Samsung likely to overcome hurdles to SanDisk buyout
By Marie-France Han and Rhee So-eui
SEOUL, Sept 18 (Reuters) - Samsung Electronics (005930.KS: Cotización) $5.9 billion offer for SanDisk Corp SNDK.O faces major hurdles, but a savage industry downturn should persuade the U.S. flash memory card maker's biggest shareholders to pressure the board into accepting the deal.
South Korea's Samsung, the world's biggest maker of memory chips, has offered to buy SanDisk for $26 a share in cash -- around an 80 percent premium. SanDisk, which makes NAND flash memory cards and drives for devices such as mobile phones and cameras, has rejected the bid as undervaluing the company. [ID:nN16292606]
But analysts say the California-based company can ill afford to snub a deal at a time of oversupply in the NAND flash industry and when worsening consumer confidence threatens sales of gadgets that use the chips.
"This is a buyer's market," said Peter Yu, an analyst at BNP Paribas. "Samsung has good timing, cash, balance sheet and a lot of leverage on its side."

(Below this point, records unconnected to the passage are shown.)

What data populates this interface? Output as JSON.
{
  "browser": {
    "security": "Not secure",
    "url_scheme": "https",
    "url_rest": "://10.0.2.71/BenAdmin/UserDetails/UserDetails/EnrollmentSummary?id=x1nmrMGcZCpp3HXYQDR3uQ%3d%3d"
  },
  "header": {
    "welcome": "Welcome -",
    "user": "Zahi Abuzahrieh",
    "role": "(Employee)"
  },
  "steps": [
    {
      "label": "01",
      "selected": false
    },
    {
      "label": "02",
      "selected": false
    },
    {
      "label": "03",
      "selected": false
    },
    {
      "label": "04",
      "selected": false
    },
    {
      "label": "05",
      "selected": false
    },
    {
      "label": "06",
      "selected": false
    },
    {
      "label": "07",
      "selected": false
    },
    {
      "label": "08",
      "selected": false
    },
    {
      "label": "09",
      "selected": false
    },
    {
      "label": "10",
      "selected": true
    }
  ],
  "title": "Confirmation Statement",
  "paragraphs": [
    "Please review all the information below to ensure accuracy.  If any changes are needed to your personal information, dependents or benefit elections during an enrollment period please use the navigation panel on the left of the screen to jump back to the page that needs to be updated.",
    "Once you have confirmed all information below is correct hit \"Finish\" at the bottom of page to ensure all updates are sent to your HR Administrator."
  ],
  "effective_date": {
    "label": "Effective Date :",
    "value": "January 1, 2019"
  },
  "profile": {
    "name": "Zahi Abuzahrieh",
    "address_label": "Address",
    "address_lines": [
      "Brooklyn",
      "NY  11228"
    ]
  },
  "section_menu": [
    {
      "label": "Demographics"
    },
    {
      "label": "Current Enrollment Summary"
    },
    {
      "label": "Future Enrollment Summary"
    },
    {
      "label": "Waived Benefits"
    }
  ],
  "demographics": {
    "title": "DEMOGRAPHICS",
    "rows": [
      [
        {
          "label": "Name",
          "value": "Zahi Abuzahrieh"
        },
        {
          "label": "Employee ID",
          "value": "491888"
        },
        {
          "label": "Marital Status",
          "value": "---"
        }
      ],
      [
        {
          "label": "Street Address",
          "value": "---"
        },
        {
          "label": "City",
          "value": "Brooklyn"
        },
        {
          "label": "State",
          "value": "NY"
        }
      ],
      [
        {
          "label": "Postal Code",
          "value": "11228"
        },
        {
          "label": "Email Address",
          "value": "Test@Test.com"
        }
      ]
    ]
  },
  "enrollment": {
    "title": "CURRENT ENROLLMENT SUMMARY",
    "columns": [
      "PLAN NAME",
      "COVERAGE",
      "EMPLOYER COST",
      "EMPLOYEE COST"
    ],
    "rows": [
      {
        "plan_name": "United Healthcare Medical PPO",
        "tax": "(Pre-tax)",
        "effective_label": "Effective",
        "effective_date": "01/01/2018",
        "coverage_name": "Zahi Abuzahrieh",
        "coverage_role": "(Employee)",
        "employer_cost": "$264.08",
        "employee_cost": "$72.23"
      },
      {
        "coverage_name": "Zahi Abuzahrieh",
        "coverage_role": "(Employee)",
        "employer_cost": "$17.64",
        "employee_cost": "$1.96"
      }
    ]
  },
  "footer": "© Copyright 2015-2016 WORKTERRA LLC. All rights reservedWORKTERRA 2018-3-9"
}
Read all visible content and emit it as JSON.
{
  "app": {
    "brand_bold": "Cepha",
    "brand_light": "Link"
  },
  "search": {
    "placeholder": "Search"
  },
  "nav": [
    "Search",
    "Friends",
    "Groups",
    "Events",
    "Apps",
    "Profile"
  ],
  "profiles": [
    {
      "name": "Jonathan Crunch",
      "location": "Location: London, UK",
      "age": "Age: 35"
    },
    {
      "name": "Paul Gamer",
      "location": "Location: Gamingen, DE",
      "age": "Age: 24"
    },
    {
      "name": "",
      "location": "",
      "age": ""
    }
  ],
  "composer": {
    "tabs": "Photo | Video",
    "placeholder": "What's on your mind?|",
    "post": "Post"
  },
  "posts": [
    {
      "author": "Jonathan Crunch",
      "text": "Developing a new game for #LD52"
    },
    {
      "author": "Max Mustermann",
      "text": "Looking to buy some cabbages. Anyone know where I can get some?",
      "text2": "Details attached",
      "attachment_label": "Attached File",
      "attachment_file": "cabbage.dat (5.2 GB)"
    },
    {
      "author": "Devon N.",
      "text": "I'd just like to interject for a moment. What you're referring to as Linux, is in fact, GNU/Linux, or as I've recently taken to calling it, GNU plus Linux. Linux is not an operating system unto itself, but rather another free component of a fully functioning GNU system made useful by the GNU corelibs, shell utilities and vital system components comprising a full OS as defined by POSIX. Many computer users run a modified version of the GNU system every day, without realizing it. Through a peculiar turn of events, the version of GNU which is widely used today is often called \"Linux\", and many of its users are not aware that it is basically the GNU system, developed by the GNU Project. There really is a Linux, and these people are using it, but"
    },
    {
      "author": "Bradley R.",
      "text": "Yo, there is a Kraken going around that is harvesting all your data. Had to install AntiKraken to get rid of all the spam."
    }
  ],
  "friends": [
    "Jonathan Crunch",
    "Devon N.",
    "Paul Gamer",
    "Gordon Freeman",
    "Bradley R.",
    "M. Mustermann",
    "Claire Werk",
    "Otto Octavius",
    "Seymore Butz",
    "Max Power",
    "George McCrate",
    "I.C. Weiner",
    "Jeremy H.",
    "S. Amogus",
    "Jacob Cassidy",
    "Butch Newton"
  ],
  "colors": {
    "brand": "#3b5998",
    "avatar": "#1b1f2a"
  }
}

Samsung, which has until now shied away from big acquisitions in favour of growing its own sales, needs to persuade some of SanDisk's top institutional investors of the powerful logic behind the deal. In turn they can pressure SanDisk's board to accept it.
SanDisk's ownership is dominated by institutional investors, led by Fidelity, which owns a 12 percent stake. SanDisk CEO Eli Harari only owns 1.4 percent of the company.
"Just securing 20 or 30 percent of SanDisk could give Samsung management control," said Hyundai Securities analyst Jay Kim.
Kim added that SanDisk shareholders may be reluctant to wait for a recovery in its share price, which slumped to a record low in June, from a peak near $80 a share in early 2006. Continuación...